The actual meeting symposium began on Tuesday July 8, 2014 and was held at the University of Hull. Presentations and presenters for the symposium covered a wide range of topics ranging from the ecological and genetic impacts of stock enhancements to the institutional dimensions and governance of stocking. Unlike many symposia that that can be extremely narrow and ecology-focused, the topic of stock enhancement encompasses a wide range of disciplines, including economics and sociology. A particularly interesting subject to me was the trade-offs of introducing non-native fish species in developing countries for food security and economic development. Native fish preservation and restoration has been my primary focus throughout my educational and professional career, thus the idea of introducing non-native fish species to any water body was alarming. However, after seeing the nutritional and economic benefits that non-native fish species have had on many starving and impoverished communities, it quickly became apparent that this was not a black and white issue.

I have always wanted to visit the United Kingdom, but I never thought that my fisheries studies would take me there. The 2014 FSBI meeting a great educational experience and I met many new international colleagues. There is much to be said for smaller meetings where conference attendees eat breakfast and travel to and from the venue together. It was a great way to get to know other conference attendees in addition to being a great setting for attendees to share their research and resident fisheries issues. I have never felt so welcomed at a fisheries conference and I extend my sincerest gratitude to FSBI President Dr. Ian Winfield and Dr. Ian Cowx for their generous hospitality throughout the week.
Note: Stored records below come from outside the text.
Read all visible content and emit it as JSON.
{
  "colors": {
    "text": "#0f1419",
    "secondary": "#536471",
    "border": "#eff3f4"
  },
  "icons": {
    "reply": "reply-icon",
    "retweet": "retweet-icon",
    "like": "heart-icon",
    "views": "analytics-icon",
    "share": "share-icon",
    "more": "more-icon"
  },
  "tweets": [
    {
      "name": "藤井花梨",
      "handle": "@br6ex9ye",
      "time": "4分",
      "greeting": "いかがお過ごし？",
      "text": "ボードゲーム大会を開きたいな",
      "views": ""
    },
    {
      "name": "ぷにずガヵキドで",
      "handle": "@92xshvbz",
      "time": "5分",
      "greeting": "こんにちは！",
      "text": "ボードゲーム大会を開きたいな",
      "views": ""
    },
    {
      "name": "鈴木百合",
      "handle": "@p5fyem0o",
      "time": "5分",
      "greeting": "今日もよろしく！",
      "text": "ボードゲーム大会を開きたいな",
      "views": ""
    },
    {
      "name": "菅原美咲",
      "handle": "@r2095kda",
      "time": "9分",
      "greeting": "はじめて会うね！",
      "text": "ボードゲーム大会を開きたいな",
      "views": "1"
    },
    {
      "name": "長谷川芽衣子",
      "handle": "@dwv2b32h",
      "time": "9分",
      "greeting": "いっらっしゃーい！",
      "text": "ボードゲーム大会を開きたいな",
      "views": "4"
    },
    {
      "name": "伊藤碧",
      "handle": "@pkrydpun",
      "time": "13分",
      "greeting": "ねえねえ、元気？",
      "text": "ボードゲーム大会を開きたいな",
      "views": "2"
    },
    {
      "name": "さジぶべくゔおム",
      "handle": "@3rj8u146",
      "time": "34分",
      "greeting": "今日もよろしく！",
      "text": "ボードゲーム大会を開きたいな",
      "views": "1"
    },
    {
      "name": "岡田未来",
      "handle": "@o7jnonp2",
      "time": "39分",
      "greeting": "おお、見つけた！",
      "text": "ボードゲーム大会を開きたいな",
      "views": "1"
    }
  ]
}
This was my first time traveling across the pond and I look forward to making the trip in the future.